Tuesday, March 24, 2009

Toys Dinosaurs and Sir Kenneth Robinson

My son has a lucky dinosaur. He keeps it in his sock drawer and pulls it out when we play board games. His mother says that when she found it she "knew it was his lucky dinosaur." We have started to move him towards considering that maybe HE is lucky. I think he is starting to believe us.

I hope he starts to internalize this idea because it may help him find his bliss. I say this because being "lucky" is one of those ephemeral traits that seem to surround successful people. I just finished reading The Element by Sir Kenneth Robinson and turns out that being "lucky" is one of the traits that can help you find and inhabit your "element." Luck is the ability to be open to opportunities, to act on opportunities, and to turn misfortune into opportunity.

When we start to describe luck this way it becomes much less about superstition and much more of a creative skill. It is this type of thinking that Sir Ken Robinson is known for exploring.

Reading The Element is like reading a transcript of the conversation between your heart, your head, and your education. Only this time, your heart wins the argument. Ken Robinson tells us all the things that we told ourselves before we were "tracked" or Myers-Briggs'ed into groups for easier classification. This time though, your heart has some heavy-duty research behind its case.

In The Element, Robinson argues that schooling, as a system, is like a machine that dehumanizes kids by trying to stuff them into boxes instead of helping them to find their potential as human beings. He says schooling is all about society and not about the kids. Through stories of many exceptional people, Robinson describes what might have happened if famous and successful people had listened to their parents, or their teachers, or their Myers-Briggs for that matter.

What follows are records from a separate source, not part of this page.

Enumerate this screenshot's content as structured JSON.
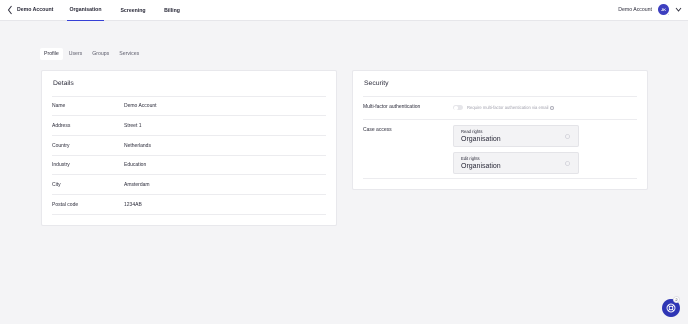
{
  "header": {
    "back_label": "Demo Account",
    "nav": [
      {
        "label": "Organisation",
        "active": true
      },
      {
        "label": "Screening",
        "active": false
      },
      {
        "label": "Billing",
        "active": false
      }
    ],
    "account_name": "Demo Account",
    "avatar_initials": "JK"
  },
  "tabs": [
    {
      "label": "Profile",
      "active": true
    },
    {
      "label": "Users",
      "active": false
    },
    {
      "label": "Groups",
      "active": false
    },
    {
      "label": "Services",
      "active": false
    }
  ],
  "details": {
    "title": "Details",
    "rows": [
      {
        "label": "Name",
        "value": "Demo Account"
      },
      {
        "label": "Address",
        "value": "Street 1"
      },
      {
        "label": "Country",
        "value": "Netherlands"
      },
      {
        "label": "Industry",
        "value": "Education"
      },
      {
        "label": "City",
        "value": "Amsterdam"
      },
      {
        "label": "Postal code",
        "value": "1234AB"
      }
    ]
  },
  "security": {
    "title": "Security",
    "mfa_label": "Multi-factor authentication",
    "mfa_toggle_label": "Require multi-factor authentication via email",
    "mfa_enabled": false,
    "case_access_label": "Case access",
    "read_rights": {
      "label": "Read rights",
      "value": "Organisation"
    },
    "edit_rights": {
      "label": "Edit rights",
      "value": "Organisation"
    }
  },
  "help": {
    "badge_count": "2"
  },
  "colors": {
    "accent": "#3640d6",
    "help_button": "#2f36b5",
    "background": "#f4f4f6"
  }
}
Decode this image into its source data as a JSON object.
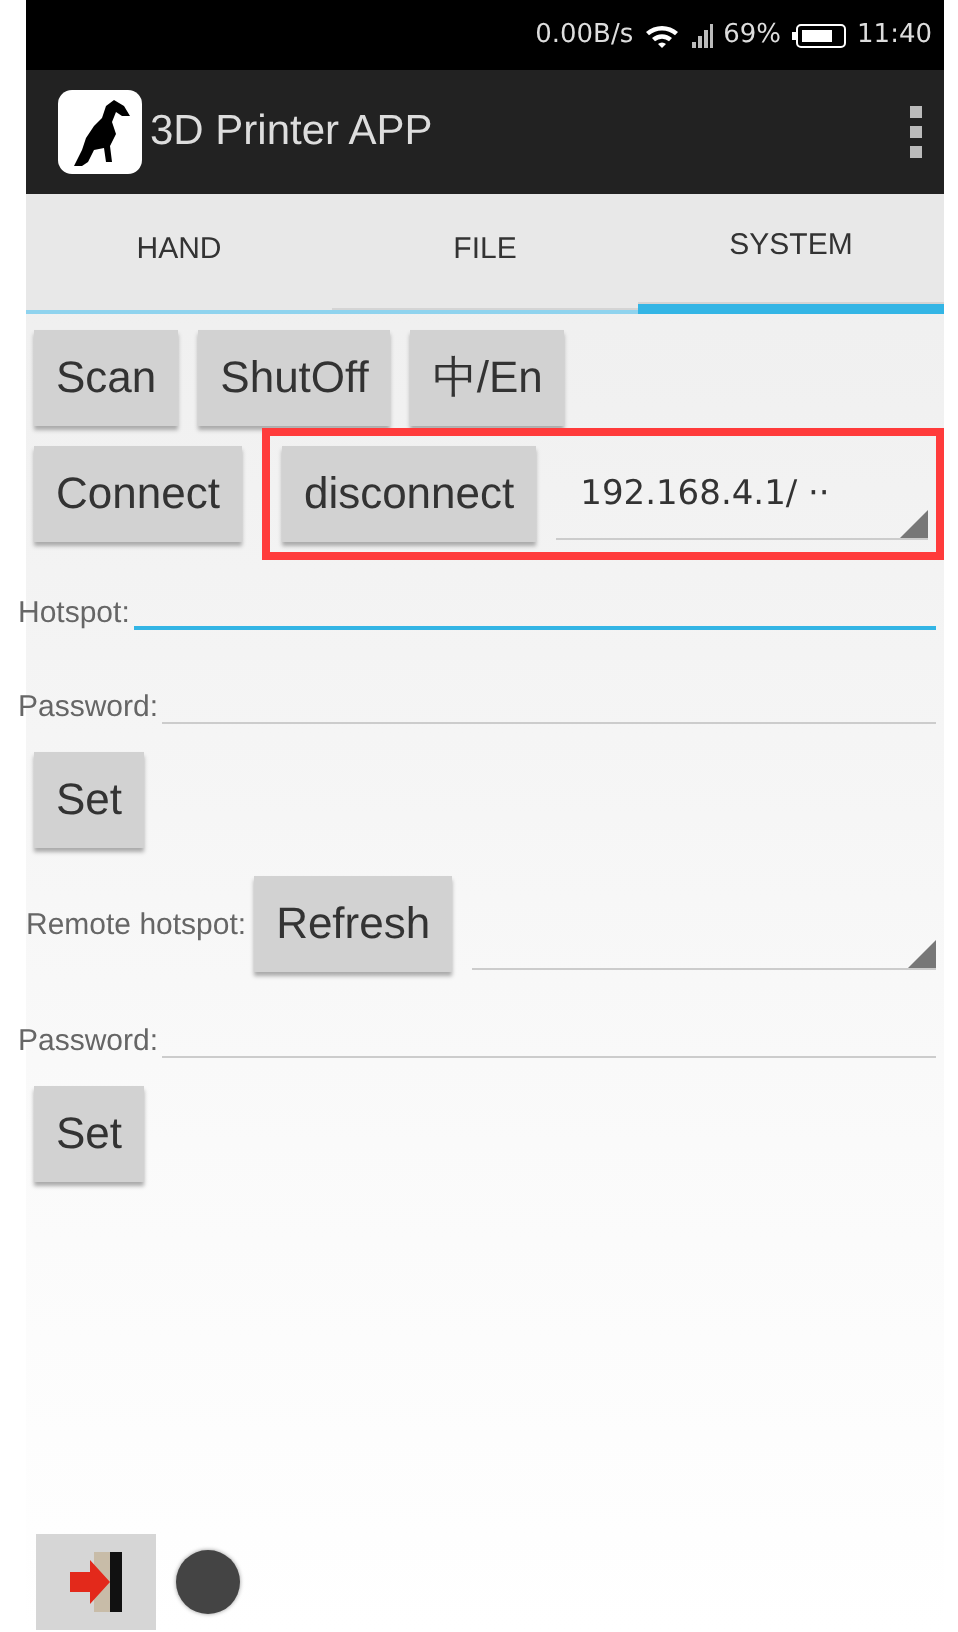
{
  "status_bar": {
    "net_speed": "0.00B/s",
    "battery": "69%",
    "time": "11:40"
  },
  "app_bar": {
    "title": "3D Printer APP"
  },
  "tabs": [
    {
      "label": "HAND",
      "selected": false
    },
    {
      "label": "FILE",
      "selected": false
    },
    {
      "label": "SYSTEM",
      "selected": true
    }
  ],
  "top_buttons": [
    "Scan",
    "ShutOff",
    "中/En"
  ],
  "connection": {
    "connect": "Connect",
    "disconnect": "disconnect",
    "address": "192.168.4.1/ ··",
    "highlighted": true
  },
  "hotspot": {
    "label": "Hotspot:",
    "focused": true
  },
  "password": {
    "label": "Password:"
  },
  "set_button": "Set",
  "remote": {
    "label": "Remote hotspot:",
    "refresh": "Refresh"
  },
  "remote_password": {
    "label": "Password:"
  },
  "remote_set_button": "Set",
  "footer": {
    "connected": false
  }
}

If so-and-so had listened to the teacher who said, "You’re good at ____ so you should become a ____," they never would have become the creator of The Simpsons or the author of The Alchemist or the winner of the 1970 Nobel Prize for Economics. The key is that these individuals discovered their true passion, realized their aptitude, and stuck to it, sometimes in the face of their education and in spite of a community or a society that didn't buy it.

The trouble with schooling, according to The Element, is that schools do not ask the right questions. Schools today are built on the question, "How smart are you?" Robinson says we should be asking, "How are you smart?"

TheelementIf schools were organized around identifying and supporting students' finding their "element," teaching and learning would look much different than it does now. "The Element is the meeting point of natural aptitude and personal passion," he concludes.

I have to say I can relate to this book. There is this feeling I get when I am painting and sometimes when I am teaching. Actually, it is not so much a feeling as place I feel like I inhabit. This feeling of being in flow. It seems to be a state that almost all people are able to reach. But in society there is a meta-story that seems false to me about what creativity is and means. Many times creativity is seen as a gift from a higher power, something out of the ordinary.

In Robinson's view, creativity is what happens when aptitude and passion find each other. It is what students will need to tap into in order to be successful in the unknown future. Robinson says "it would be wise" to support students in identifying and pursuing their element, rather than a particular career or a set of marketable skills, because the only thing we can be sure of is that the future will be different than the world we live in today.